■ Data provided:
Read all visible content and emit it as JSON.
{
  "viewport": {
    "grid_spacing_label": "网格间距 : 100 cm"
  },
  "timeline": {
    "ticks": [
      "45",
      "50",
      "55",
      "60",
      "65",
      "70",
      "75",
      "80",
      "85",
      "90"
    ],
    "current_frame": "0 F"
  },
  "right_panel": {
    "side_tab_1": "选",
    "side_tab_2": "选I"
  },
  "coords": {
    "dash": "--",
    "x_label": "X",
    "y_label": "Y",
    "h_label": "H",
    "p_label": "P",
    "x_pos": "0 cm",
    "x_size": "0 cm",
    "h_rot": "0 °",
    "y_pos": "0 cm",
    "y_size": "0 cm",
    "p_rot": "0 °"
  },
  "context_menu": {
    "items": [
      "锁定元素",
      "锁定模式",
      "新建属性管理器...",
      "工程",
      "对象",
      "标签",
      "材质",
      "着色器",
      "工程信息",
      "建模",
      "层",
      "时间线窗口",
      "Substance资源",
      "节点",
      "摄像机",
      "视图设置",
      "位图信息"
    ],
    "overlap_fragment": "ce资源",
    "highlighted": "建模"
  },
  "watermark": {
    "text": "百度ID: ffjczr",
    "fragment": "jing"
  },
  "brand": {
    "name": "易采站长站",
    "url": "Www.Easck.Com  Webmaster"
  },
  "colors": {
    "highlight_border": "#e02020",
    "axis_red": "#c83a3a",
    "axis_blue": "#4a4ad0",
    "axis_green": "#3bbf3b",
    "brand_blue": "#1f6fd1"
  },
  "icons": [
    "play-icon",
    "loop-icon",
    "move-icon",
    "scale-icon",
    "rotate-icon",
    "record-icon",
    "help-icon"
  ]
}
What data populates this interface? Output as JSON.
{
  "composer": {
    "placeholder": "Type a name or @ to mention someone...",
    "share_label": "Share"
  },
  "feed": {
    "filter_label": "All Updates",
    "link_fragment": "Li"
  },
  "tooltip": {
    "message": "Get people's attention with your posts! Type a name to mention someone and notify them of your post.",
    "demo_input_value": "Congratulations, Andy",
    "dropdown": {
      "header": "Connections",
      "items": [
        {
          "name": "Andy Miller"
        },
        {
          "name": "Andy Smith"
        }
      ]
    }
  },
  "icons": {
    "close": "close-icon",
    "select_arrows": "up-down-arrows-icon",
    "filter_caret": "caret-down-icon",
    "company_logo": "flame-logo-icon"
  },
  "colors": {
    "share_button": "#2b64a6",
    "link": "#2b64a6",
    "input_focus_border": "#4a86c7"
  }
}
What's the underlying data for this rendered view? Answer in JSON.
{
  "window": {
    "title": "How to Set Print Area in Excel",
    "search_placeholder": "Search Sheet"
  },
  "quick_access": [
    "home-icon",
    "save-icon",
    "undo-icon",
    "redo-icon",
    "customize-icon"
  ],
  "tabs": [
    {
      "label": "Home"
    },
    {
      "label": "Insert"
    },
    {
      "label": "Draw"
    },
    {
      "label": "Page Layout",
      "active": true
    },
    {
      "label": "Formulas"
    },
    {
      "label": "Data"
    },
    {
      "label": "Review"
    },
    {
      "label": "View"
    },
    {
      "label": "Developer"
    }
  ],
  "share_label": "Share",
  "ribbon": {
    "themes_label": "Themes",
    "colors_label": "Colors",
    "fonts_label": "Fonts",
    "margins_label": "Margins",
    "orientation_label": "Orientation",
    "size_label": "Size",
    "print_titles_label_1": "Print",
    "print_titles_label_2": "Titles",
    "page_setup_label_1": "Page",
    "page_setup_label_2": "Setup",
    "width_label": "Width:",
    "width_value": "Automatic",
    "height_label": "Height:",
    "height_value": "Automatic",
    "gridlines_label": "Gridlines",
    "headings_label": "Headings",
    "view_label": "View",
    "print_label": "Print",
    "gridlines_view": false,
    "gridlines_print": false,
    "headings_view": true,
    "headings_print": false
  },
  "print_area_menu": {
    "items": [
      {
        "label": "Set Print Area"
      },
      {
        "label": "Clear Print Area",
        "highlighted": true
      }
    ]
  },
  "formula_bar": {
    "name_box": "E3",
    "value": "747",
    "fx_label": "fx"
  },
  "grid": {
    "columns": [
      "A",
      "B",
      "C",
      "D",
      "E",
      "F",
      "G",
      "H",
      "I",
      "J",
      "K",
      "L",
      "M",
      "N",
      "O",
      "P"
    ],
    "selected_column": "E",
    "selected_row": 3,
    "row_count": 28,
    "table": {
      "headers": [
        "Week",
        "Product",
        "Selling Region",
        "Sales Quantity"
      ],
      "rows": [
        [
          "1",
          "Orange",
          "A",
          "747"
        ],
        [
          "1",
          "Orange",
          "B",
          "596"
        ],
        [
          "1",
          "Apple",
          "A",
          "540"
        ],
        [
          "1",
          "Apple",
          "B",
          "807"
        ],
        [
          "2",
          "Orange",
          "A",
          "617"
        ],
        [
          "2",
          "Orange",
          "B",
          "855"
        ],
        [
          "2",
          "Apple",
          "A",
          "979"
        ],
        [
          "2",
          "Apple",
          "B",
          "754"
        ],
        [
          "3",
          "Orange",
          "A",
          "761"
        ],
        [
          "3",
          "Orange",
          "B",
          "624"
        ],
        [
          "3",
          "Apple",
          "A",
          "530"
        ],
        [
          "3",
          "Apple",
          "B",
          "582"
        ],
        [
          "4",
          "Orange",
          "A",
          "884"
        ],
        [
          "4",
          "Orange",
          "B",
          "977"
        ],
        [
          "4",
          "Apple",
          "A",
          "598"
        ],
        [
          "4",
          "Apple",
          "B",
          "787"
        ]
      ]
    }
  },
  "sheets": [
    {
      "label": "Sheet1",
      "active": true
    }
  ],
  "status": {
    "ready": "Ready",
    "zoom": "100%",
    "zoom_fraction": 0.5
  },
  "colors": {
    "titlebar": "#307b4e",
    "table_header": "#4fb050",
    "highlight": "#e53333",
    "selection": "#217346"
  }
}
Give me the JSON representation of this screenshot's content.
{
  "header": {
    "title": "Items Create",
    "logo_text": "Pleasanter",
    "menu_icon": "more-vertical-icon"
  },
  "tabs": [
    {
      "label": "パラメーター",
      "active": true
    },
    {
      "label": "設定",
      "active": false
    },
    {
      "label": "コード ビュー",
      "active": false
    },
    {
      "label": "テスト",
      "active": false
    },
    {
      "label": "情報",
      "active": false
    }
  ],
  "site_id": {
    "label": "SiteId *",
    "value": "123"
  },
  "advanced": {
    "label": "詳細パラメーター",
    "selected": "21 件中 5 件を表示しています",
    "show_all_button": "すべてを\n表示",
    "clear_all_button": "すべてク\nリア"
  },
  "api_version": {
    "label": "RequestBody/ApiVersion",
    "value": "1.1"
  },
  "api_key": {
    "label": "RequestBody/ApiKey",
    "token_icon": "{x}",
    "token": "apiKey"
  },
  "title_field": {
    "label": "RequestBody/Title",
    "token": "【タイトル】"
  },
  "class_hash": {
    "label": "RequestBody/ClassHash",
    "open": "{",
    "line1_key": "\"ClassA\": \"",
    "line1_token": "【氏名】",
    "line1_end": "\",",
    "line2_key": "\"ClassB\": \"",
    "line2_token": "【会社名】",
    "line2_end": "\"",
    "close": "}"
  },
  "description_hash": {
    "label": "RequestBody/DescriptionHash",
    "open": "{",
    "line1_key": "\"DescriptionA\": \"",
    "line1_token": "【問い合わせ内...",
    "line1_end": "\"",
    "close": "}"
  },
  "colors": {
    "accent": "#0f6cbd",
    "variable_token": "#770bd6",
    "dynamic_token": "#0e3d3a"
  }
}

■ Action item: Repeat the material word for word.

■ Solved problem:
Read all visible content and emit it as JSON.
{
  "viewport": {
    "grid_spacing_label": "网格间距 : 100 cm"
  },
  "timeline": {
    "ticks": [
      "45",
      "50",
      "55",
      "60",
      "65",
      "70",
      "75",
      "80",
      "85",
      "90"
    ],
    "current_frame": "0 F"
  },
  "right_panel": {
    "side_tab_1": "选",
    "side_tab_2": "选I"
  },
  "coords": {
    "dash": "--",
    "x_label": "X",
    "y_label": "Y",
    "h_label": "H",
    "p_label": "P",
    "x_pos": "0 cm",
    "x_size": "0 cm",
    "h_rot": "0 °",
    "y_pos": "0 cm",
    "y_size": "0 cm",
    "p_rot": "0 °"
  },
  "context_menu": {
    "items": [
      "锁定元素",
      "锁定模式",
      "新建属性管理器...",
      "工程",
      "对象",
      "标签",
      "材质",
      "着色器",
      "工程信息",
      "建模",
      "层",
      "时间线窗口",
      "Substance资源",
      "节点",
      "摄像机",
      "视图设置",
      "位图信息"
    ],
    "overlap_fragment": "ce资源",
    "highlighted": "建模"
  },
  "watermark": {
    "text": "百度ID: ffjczr",
    "fragment": "jing"
  },
  "brand": {
    "name": "易采站长站",
    "url": "Www.Easck.Com  Webmaster"
  },
  "colors": {
    "highlight_border": "#e02020",
    "axis_red": "#c83a3a",
    "axis_blue": "#4a4ad0",
    "axis_green": "#3bbf3b",
    "brand_blue": "#1f6fd1"
  },
  "icons": [
    "play-icon",
    "loop-icon",
    "move-icon",
    "scale-icon",
    "rotate-icon",
    "record-icon",
    "help-icon"
  ]
}
What data populates this interface? Output as JSON.
{
  "composer": {
    "placeholder": "Type a name or @ to mention someone...",
    "share_label": "Share"
  },
  "feed": {
    "filter_label": "All Updates",
    "link_fragment": "Li"
  },
  "tooltip": {
    "message": "Get people's attention with your posts! Type a name to mention someone and notify them of your post.",
    "demo_input_value": "Congratulations, Andy",
    "dropdown": {
      "header": "Connections",
      "items": [
        {
          "name": "Andy Miller"
        },
        {
          "name": "Andy Smith"
        }
      ]
    }
  },
  "icons": {
    "close": "close-icon",
    "select_arrows": "up-down-arrows-icon",
    "filter_caret": "caret-down-icon",
    "company_logo": "flame-logo-icon"
  },
  "colors": {
    "share_button": "#2b64a6",
    "link": "#2b64a6",
    "input_focus_border": "#4a86c7"
  }
}
What's the underlying data for this rendered view? Answer in JSON.
{
  "window": {
    "title": "How to Set Print Area in Excel",
    "search_placeholder": "Search Sheet"
  },
  "quick_access": [
    "home-icon",
    "save-icon",
    "undo-icon",
    "redo-icon",
    "customize-icon"
  ],
  "tabs": [
    {
      "label": "Home"
    },
    {
      "label": "Insert"
    },
    {
      "label": "Draw"
    },
    {
      "label": "Page Layout",
      "active": true
    },
    {
      "label": "Formulas"
    },
    {
      "label": "Data"
    },
    {
      "label": "Review"
    },
    {
      "label": "View"
    },
    {
      "label": "Developer"
    }
  ],
  "share_label": "Share",
  "ribbon": {
    "themes_label": "Themes",
    "colors_label": "Colors",
    "fonts_label": "Fonts",
    "margins_label": "Margins",
    "orientation_label": "Orientation",
    "size_label": "Size",
    "print_titles_label_1": "Print",
    "print_titles_label_2": "Titles",
    "page_setup_label_1": "Page",
    "page_setup_label_2": "Setup",
    "width_label": "Width:",
    "width_value": "Automatic",
    "height_label": "Height:",
    "height_value": "Automatic",
    "gridlines_label": "Gridlines",
    "headings_label": "Headings",
    "view_label": "View",
    "print_label": "Print",
    "gridlines_view": false,
    "gridlines_print": false,
    "headings_view": true,
    "headings_print": false
  },
  "print_area_menu": {
    "items": [
      {
        "label": "Set Print Area"
      },
      {
        "label": "Clear Print Area",
        "highlighted": true
      }
    ]
  },
  "formula_bar": {
    "name_box": "E3",
    "value": "747",
    "fx_label": "fx"
  },
  "grid": {
    "columns": [
      "A",
      "B",
      "C",
      "D",
      "E",
      "F",
      "G",
      "H",
      "I",
      "J",
      "K",
      "L",
      "M",
      "N",
      "O",
      "P"
    ],
    "selected_column": "E",
    "selected_row": 3,
    "row_count": 28,
    "table": {
      "headers": [
        "Week",
        "Product",
        "Selling Region",
        "Sales Quantity"
      ],
      "rows": [
        [
          "1",
          "Orange",
          "A",
          "747"
        ],
        [
          "1",
          "Orange",
          "B",
          "596"
        ],
        [
          "1",
          "Apple",
          "A",
          "540"
        ],
        [
          "1",
          "Apple",
          "B",
          "807"
        ],
        [
          "2",
          "Orange",
          "A",
          "617"
        ],
        [
          "2",
          "Orange",
          "B",
          "855"
        ],
        [
          "2",
          "Apple",
          "A",
          "979"
        ],
        [
          "2",
          "Apple",
          "B",
          "754"
        ],
        [
          "3",
          "Orange",
          "A",
          "761"
        ],
        [
          "3",
          "Orange",
          "B",
          "624"
        ],
        [
          "3",
          "Apple",
          "A",
          "530"
        ],
        [
          "3",
          "Apple",
          "B",
          "582"
        ],
        [
          "4",
          "Orange",
          "A",
          "884"
        ],
        [
          "4",
          "Orange",
          "B",
          "977"
        ],
        [
          "4",
          "Apple",
          "A",
          "598"
        ],
        [
          "4",
          "Apple",
          "B",
          "787"
        ]
      ]
    }
  },
  "sheets": [
    {
      "label": "Sheet1",
      "active": true
    }
  ],
  "status": {
    "ready": "Ready",
    "zoom": "100%",
    "zoom_fraction": 0.5
  },
  "colors": {
    "titlebar": "#307b4e",
    "table_header": "#4fb050",
    "highlight": "#e53333",
    "selection": "#217346"
  }
}
Give me the JSON representation of this screenshot's content.
{
  "header": {
    "title": "Items Create",
    "logo_text": "Pleasanter",
    "menu_icon": "more-vertical-icon"
  },
  "tabs": [
    {
      "label": "パラメーター",
      "active": true
    },
    {
      "label": "設定",
      "active": false
    },
    {
      "label": "コード ビュー",
      "active": false
    },
    {
      "label": "テスト",
      "active": false
    },
    {
      "label": "情報",
      "active": false
    }
  ],
  "site_id": {
    "label": "SiteId *",
    "value": "123"
  },
  "advanced": {
    "label": "詳細パラメーター",
    "selected": "21 件中 5 件を表示しています",
    "show_all_button": "すべてを\n表示",
    "clear_all_button": "すべてク\nリア"
  },
  "api_version": {
    "label": "RequestBody/ApiVersion",
    "value": "1.1"
  },
  "api_key": {
    "label": "RequestBody/ApiKey",
    "token_icon": "{x}",
    "token": "apiKey"
  },
  "title_field": {
    "label": "RequestBody/Title",
    "token": "【タイトル】"
  },
  "class_hash": {
    "label": "RequestBody/ClassHash",
    "open": "{",
    "line1_key": "\"ClassA\": \"",
    "line1_token": "【氏名】",
    "line1_end": "\",",
    "line2_key": "\"ClassB\": \"",
    "line2_token": "【会社名】",
    "line2_end": "\"",
    "close": "}"
  },
  "description_hash": {
    "label": "RequestBody/DescriptionHash",
    "open": "{",
    "line1_key": "\"DescriptionA\": \"",
    "line1_token": "【問い合わせ内...",
    "line1_end": "\"",
    "close": "}"
  },
  "colors": {
    "accent": "#0f6cbd",
    "variable_token": "#770bd6",
    "dynamic_token": "#0e3d3a"
  }
}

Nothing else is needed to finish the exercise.